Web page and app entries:

· · · ·

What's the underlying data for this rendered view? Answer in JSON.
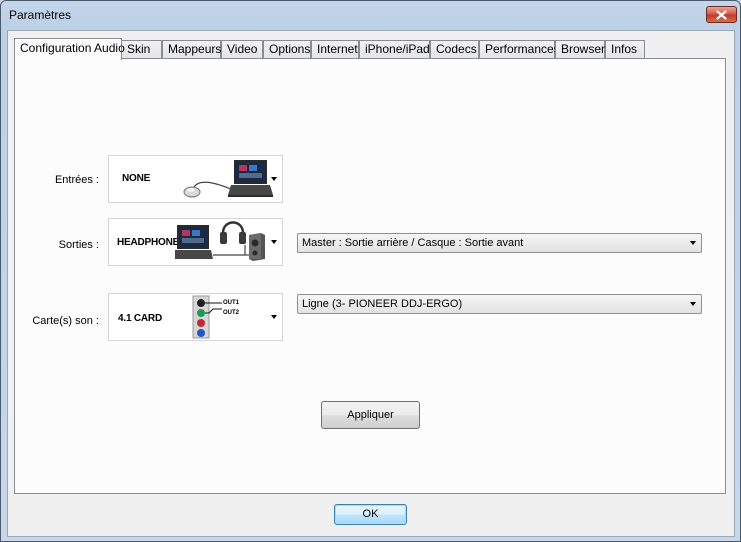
{
  "window": {
    "title": "Paramètres"
  },
  "tabs": [
    {
      "label": "Configuration Audio",
      "active": true
    },
    {
      "label": "Skin",
      "active": false
    },
    {
      "label": "Mappeurs",
      "active": false
    },
    {
      "label": "Video",
      "active": false
    },
    {
      "label": "Options",
      "active": false
    },
    {
      "label": "Internet",
      "active": false
    },
    {
      "label": "iPhone/iPad",
      "active": false
    },
    {
      "label": "Codecs",
      "active": false
    },
    {
      "label": "Performances",
      "active": false
    },
    {
      "label": "Browser",
      "active": false
    },
    {
      "label": "Infos",
      "active": false
    }
  ],
  "audio": {
    "inputs": {
      "label": "Entrées :",
      "device": "NONE",
      "icon": "laptop-with-mouse-icon"
    },
    "outputs": {
      "label": "Sorties :",
      "device": "HEADPHONES",
      "icon": "laptop-with-headphones-icon",
      "routing_value": "Master : Sortie arrière / Casque : Sortie avant"
    },
    "soundcard": {
      "label": "Carte(s) son :",
      "device": "4.1 CARD",
      "icon": "soundcard-jacks-icon",
      "out1_label": "OUT1",
      "out2_label": "OUT2",
      "line_value": "Ligne (3- PIONEER DDJ-ERGO)"
    }
  },
  "buttons": {
    "apply": "Appliquer",
    "ok": "OK"
  }
}
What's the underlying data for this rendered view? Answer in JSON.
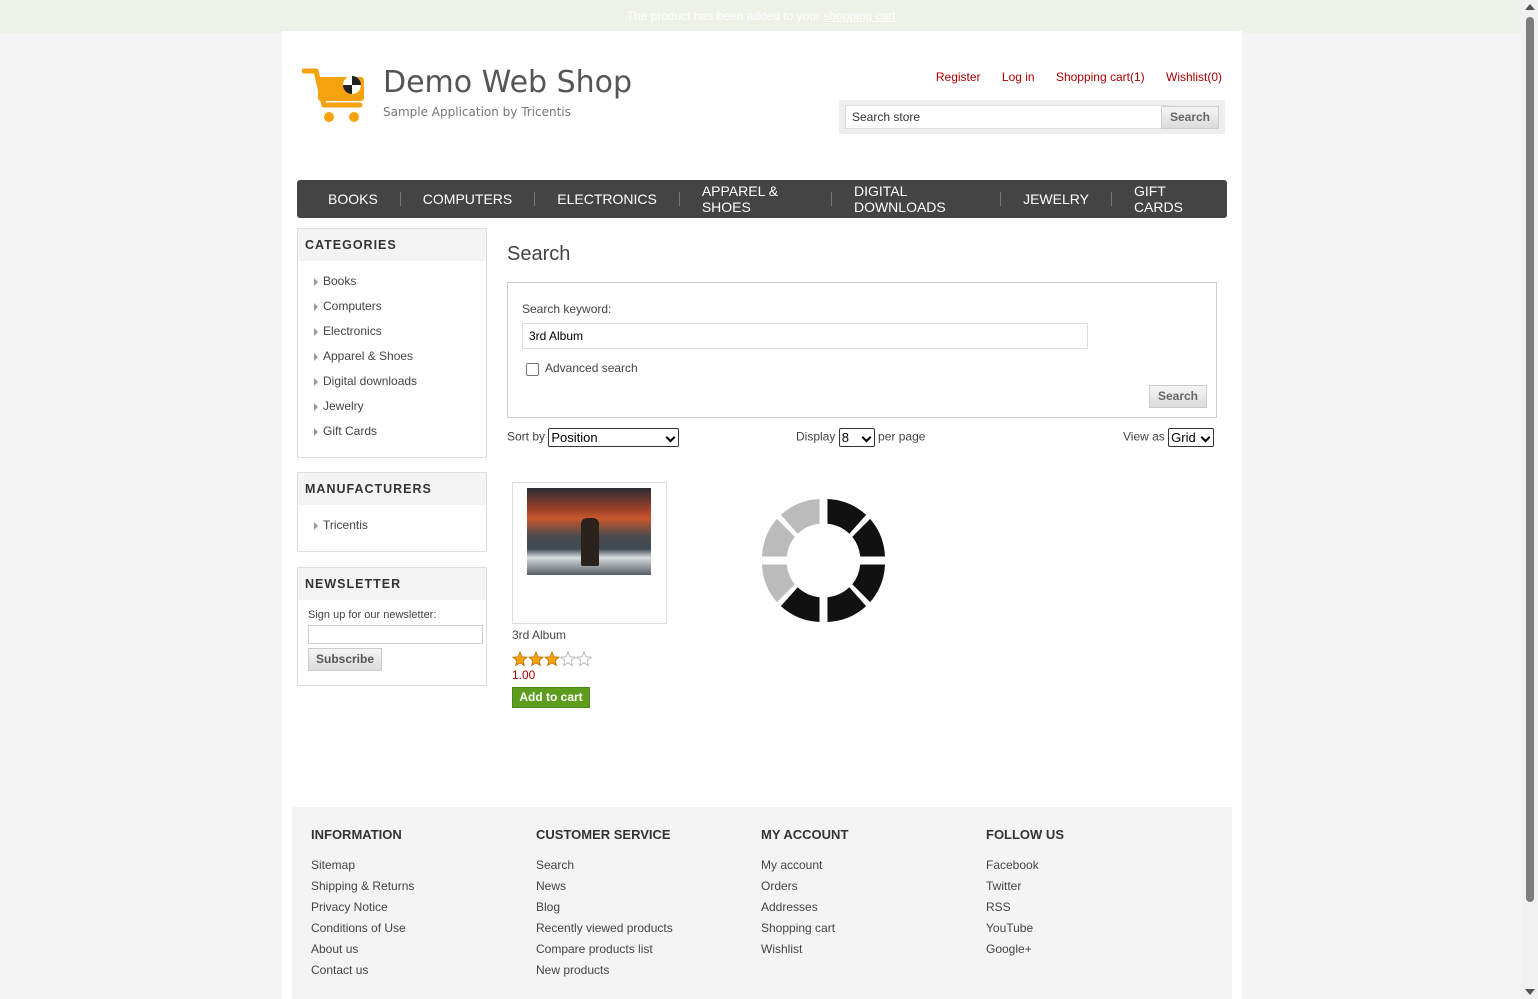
{
  "notification": {
    "text": "The product has been added to your",
    "link": "shopping cart"
  },
  "header": {
    "title": "Demo Web Shop",
    "subtitle": "Sample Application by Tricentis",
    "links": {
      "register": "Register",
      "login": "Log in",
      "cart": "Shopping cart(1)",
      "wishlist": "Wishlist(0)"
    },
    "search": {
      "value": "Search store",
      "button": "Search"
    }
  },
  "topmenu": [
    "BOOKS",
    "COMPUTERS",
    "ELECTRONICS",
    "APPAREL & SHOES",
    "DIGITAL DOWNLOADS",
    "JEWELRY",
    "GIFT CARDS"
  ],
  "sidebar": {
    "categories": {
      "title": "CATEGORIES",
      "items": [
        "Books",
        "Computers",
        "Electronics",
        "Apparel & Shoes",
        "Digital downloads",
        "Jewelry",
        "Gift Cards"
      ]
    },
    "manufacturers": {
      "title": "MANUFACTURERS",
      "items": [
        "Tricentis"
      ]
    },
    "newsletter": {
      "title": "NEWSLETTER",
      "label": "Sign up for our newsletter:",
      "button": "Subscribe"
    }
  },
  "main": {
    "title": "Search",
    "keyword_label": "Search keyword:",
    "keyword_value": "3rd Album",
    "advanced_label": "Advanced search",
    "advanced_checked": false,
    "search_button": "Search",
    "sort_label": "Sort by",
    "sort_value": "Position",
    "display_label": "Display",
    "display_value": "8",
    "per_page_label": "per page",
    "view_label": "View as",
    "view_value": "Grid"
  },
  "product": {
    "title": "3rd Album",
    "rating": 3,
    "rating_max": 5,
    "price": "1.00",
    "add_to_cart": "Add to cart"
  },
  "colors": {
    "link_red": "#aa0000",
    "menu_bg": "#444444",
    "add_to_cart_green": "#5e9c1e",
    "star": "#f5a20c"
  },
  "footer": {
    "information": {
      "title": "INFORMATION",
      "items": [
        "Sitemap",
        "Shipping & Returns",
        "Privacy Notice",
        "Conditions of Use",
        "About us",
        "Contact us"
      ]
    },
    "customer_service": {
      "title": "CUSTOMER SERVICE",
      "items": [
        "Search",
        "News",
        "Blog",
        "Recently viewed products",
        "Compare products list",
        "New products"
      ]
    },
    "my_account": {
      "title": "MY ACCOUNT",
      "items": [
        "My account",
        "Orders",
        "Addresses",
        "Shopping cart",
        "Wishlist"
      ]
    },
    "follow_us": {
      "title": "FOLLOW US",
      "items": [
        "Facebook",
        "Twitter",
        "RSS",
        "YouTube",
        "Google+"
      ]
    }
  }
}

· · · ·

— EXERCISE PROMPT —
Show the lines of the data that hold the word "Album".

— ANSWER TO THE PROBLEM —
    "keyword_value": "3rd Album",
    "title": "3rd Album",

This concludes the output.